One thing is clear: Such controversial emergency barriers signal problems that governments can't (or won't) solve by other means. The notorious Berlin Wall was no different—except it was built not to shut people out but to keep them in.

Shortly before midnight on Aug. 12, 1961, thousands of East German workers, guarded by troops, began to construct concrete-block and wood barriers and barbed wire fences blocking boulevards, parks, streets, and alleys in the heart of the city of Berlin, as well as the perimeter adjoining the surrounding Communist state of East Germany.

By dawn on August 13, the labor gangs' work was done. Berlin had been physically divided into a western, capitalist part, connected to democratic West Germany by a handful of transit highways and air routes, and an eastern, impoverished, Communist part whose citizens were now effectively imprisoned. This "Berlin Wall" survived for 28 years, 2 months, and 26 days.

Of course, though it appeared overnight, the wall was no instant phenomenon.

At the end of World War II, defeated Germany was divided by the victors into four zones—American, British, French, and Soviet Russian. The German capital, a city of 4 million that was 105 miles inside the Russian zone, was likewise divided into four parts or "sectors."

The future of Germany, and especially of Berlin, became a bone of contention in the Cold War that followed as relations between the Western powers and their erstwhile Communist ally deteriorated.

In this contest, the Soviet dictator Joseph Stalin had one great advantage. He possessed a reserve of trusted German Communist agents. Walter Ulbricht, a dour fanatic with a goatee, was flown to Berlin within hours of its fall in May 1945 at the head of a group of these activists. His task: to take command not just of the zone but of the entire city. His cynical motto: "It must look democratic, but we must have everything in our hands."

Ulbricht's plans were thwarted by the Western allies and a courageous new breed of truly democratic German politicians. In June 1948, the Soviets—unable to gain control by free elections—tried to force the western sectors of Berlin into submission by closing off land access.

Led by the American military governor, Lucius D. Clay, the West defiantly mounted a massive airlift to fly supplies into their beleaguered sectors. After a year, the Russians called off the "Berlin Blockade."

Soon, Germany split into a western democratic and an eastern communist state—and Berlin definitively into East and West Berlin.

By the early 1950s, West Germany was rapidly becoming a postwar industrial powerhouse. Ulbricht's Communist domain languished economically. It began to leak skilled workers. The main border between East and West Germany was sealed. However, because of its four-power status, Berlin remained open.

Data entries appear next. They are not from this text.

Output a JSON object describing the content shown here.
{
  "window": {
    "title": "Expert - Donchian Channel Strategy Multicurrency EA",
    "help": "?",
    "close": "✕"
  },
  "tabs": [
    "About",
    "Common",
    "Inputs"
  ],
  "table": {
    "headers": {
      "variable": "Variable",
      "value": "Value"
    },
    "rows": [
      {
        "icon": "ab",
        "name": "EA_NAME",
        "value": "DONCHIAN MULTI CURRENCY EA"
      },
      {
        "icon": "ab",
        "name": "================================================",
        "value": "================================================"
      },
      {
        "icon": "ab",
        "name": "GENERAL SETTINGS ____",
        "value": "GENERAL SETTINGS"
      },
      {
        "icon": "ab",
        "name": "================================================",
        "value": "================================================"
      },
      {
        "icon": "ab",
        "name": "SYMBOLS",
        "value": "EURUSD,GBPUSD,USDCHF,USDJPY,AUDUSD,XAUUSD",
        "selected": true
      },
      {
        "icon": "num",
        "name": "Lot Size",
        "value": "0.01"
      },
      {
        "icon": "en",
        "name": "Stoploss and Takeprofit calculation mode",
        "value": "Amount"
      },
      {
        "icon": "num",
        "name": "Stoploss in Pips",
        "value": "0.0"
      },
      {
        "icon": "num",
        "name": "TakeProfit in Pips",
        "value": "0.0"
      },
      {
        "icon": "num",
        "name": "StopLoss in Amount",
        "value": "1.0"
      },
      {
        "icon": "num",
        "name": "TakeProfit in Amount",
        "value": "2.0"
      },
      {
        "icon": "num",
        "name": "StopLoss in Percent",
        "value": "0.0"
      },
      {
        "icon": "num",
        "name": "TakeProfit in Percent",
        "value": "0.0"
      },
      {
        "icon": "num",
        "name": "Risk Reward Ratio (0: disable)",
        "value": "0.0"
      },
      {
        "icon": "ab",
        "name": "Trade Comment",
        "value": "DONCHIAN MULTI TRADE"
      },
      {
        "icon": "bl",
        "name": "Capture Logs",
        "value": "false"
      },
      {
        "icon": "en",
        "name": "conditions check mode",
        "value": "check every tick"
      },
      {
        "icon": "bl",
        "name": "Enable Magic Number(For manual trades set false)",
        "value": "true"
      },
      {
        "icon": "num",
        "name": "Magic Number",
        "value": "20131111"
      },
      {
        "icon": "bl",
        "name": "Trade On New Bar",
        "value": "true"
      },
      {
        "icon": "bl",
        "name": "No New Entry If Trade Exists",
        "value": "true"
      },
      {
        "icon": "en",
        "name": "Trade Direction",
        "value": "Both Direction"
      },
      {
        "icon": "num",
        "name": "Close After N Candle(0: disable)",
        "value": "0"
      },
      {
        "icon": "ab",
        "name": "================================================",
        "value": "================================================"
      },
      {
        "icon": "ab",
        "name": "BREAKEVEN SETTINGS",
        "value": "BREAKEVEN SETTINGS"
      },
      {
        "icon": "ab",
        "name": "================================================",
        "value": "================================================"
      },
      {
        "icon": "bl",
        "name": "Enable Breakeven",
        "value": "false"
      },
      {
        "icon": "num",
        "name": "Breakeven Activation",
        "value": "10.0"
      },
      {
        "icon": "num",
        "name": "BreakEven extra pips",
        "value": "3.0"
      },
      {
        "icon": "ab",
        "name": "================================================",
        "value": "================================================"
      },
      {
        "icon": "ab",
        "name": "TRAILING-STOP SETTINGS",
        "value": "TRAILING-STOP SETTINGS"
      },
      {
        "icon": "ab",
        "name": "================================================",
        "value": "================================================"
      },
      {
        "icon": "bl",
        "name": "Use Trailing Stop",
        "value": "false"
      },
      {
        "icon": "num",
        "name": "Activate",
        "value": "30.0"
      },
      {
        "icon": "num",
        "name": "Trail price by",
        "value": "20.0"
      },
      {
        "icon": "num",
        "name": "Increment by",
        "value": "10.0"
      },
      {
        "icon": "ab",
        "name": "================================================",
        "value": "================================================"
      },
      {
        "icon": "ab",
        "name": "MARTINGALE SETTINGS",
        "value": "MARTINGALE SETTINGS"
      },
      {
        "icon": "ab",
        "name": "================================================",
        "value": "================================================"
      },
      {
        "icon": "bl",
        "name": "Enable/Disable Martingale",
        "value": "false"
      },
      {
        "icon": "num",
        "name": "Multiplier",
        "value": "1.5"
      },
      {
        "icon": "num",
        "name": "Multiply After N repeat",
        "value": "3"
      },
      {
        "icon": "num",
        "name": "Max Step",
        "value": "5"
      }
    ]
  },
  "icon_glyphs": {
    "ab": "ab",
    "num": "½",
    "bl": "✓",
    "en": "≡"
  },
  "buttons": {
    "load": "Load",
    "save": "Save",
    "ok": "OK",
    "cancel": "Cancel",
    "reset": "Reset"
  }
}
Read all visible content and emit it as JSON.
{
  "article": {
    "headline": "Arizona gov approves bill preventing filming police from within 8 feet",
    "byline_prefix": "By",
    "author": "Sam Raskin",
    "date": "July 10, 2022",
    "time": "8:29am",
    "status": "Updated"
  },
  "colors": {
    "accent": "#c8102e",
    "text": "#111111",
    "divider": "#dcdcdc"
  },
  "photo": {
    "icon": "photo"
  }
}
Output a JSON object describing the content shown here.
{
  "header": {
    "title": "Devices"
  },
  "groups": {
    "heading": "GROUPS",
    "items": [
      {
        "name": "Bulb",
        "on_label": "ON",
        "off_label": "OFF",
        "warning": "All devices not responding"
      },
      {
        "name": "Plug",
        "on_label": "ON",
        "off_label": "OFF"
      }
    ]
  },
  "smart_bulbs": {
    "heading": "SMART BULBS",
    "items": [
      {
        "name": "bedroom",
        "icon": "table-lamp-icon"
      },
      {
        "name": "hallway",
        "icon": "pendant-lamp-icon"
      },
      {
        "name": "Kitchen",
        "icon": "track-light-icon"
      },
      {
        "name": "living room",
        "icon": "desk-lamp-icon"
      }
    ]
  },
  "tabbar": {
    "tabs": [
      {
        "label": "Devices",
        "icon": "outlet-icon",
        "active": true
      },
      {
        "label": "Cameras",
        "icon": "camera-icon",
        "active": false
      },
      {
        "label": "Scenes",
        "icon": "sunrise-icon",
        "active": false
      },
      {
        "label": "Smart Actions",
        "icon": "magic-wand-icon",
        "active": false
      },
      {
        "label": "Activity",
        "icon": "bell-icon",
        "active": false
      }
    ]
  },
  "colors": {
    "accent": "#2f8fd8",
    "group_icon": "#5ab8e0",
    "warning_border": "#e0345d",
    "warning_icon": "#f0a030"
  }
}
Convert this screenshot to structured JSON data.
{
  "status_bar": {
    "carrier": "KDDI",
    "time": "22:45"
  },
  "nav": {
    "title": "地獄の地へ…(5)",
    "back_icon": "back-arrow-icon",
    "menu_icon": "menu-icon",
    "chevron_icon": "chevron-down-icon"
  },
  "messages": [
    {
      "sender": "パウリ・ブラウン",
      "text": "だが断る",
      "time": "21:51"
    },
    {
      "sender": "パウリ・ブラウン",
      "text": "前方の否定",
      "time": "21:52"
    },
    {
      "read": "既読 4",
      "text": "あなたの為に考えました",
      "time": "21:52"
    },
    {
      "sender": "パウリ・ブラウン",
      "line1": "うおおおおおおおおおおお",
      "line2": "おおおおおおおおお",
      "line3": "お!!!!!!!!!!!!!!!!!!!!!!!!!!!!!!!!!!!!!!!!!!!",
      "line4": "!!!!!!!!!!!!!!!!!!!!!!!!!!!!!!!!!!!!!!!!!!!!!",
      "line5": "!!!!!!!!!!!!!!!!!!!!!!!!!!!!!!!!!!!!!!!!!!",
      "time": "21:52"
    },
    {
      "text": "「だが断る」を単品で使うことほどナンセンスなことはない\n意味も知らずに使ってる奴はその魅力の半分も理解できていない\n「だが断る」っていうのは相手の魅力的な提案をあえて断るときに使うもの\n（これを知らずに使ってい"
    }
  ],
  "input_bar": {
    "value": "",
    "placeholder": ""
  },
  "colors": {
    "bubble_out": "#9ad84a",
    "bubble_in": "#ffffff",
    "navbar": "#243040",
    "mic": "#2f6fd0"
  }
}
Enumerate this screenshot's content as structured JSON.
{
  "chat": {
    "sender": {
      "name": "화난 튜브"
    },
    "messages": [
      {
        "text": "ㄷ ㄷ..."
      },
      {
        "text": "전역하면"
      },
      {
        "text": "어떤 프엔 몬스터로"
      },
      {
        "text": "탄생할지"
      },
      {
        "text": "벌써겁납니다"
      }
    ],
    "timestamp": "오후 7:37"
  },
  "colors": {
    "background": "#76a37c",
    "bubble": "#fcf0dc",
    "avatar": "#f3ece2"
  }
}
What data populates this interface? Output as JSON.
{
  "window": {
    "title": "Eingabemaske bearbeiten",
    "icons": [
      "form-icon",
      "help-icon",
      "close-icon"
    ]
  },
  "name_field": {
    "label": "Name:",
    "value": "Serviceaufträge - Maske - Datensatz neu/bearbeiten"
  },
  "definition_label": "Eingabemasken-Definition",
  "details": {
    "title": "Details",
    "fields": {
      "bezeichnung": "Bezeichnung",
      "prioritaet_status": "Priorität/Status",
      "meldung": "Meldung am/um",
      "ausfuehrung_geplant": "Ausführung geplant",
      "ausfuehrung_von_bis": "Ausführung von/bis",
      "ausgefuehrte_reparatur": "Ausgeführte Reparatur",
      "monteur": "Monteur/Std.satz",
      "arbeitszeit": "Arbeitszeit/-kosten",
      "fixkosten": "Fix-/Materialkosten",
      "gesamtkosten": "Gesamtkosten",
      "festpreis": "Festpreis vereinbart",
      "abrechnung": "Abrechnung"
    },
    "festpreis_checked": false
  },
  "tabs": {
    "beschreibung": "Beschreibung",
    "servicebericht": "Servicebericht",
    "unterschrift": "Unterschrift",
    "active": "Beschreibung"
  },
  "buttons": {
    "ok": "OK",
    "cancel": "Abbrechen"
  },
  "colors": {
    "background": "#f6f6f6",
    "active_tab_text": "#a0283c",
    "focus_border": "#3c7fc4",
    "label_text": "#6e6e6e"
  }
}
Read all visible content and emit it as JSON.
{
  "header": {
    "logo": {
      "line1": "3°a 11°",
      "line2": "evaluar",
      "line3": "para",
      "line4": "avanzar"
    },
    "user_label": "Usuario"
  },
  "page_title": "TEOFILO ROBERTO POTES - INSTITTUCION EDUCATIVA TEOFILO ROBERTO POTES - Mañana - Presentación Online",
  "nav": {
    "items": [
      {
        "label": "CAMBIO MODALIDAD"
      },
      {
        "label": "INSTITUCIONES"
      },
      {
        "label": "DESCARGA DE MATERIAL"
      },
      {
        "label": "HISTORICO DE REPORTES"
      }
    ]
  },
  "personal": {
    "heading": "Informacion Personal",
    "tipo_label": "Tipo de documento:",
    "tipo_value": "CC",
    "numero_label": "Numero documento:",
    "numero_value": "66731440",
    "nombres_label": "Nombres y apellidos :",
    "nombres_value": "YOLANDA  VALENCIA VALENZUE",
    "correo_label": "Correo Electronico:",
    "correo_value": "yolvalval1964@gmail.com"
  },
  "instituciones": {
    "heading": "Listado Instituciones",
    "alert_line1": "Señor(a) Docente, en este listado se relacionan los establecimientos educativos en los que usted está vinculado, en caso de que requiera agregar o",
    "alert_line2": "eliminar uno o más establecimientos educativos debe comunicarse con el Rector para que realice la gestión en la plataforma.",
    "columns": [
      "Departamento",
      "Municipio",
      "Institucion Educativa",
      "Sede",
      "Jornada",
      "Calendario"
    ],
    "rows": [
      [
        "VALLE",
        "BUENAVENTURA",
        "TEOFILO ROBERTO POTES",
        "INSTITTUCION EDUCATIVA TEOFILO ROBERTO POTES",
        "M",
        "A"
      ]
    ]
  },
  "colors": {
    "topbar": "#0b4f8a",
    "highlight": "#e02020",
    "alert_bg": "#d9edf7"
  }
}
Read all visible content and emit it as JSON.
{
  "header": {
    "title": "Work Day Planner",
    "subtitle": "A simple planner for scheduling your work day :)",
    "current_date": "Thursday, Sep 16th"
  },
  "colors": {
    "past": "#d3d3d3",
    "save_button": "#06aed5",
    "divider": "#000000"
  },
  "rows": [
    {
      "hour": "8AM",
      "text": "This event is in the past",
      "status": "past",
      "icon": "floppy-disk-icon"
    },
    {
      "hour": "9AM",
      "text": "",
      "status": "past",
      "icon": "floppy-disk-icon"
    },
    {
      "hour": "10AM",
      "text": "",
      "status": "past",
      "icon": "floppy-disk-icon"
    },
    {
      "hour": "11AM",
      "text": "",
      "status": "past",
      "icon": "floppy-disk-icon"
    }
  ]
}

East Germans seeking a better life could still leave for West Berlin and, from there, fly to West Germany. Of 17 million East Germans, 2.2 million fled westward between 1949 and 1961, most via the Berlin "escape hatch."

By mid-1961, this exodus threatened the Communist state's very existence. Hence, the Berlin Wall.

Snaking for almost a hundred miles around West Berlin, the Wall became the Cold War's most potent symbol. It began 50 yards deep on the East Berlin side, with a high wall greeting potential escapers. Next came an alarmed fence, then dog-runs patrolled by vicious German shepherds. Towers stood every hundred yards, manned by guards with orders to shoot on sight. At the edge of West Berlin stood a final "marker" barrier (the part tourists wrongly assumed to be "the Berlin Wall").

Up to 250 East Germans died trying to flee. Thousands more suffered arrest and imprisonment. About 5,000 succeeded—by using false papers, by braving the fortified wall, by swimming waterways, by glider, by reinforced truck, or by digging tunnels beneath Berlin's sandy terrain.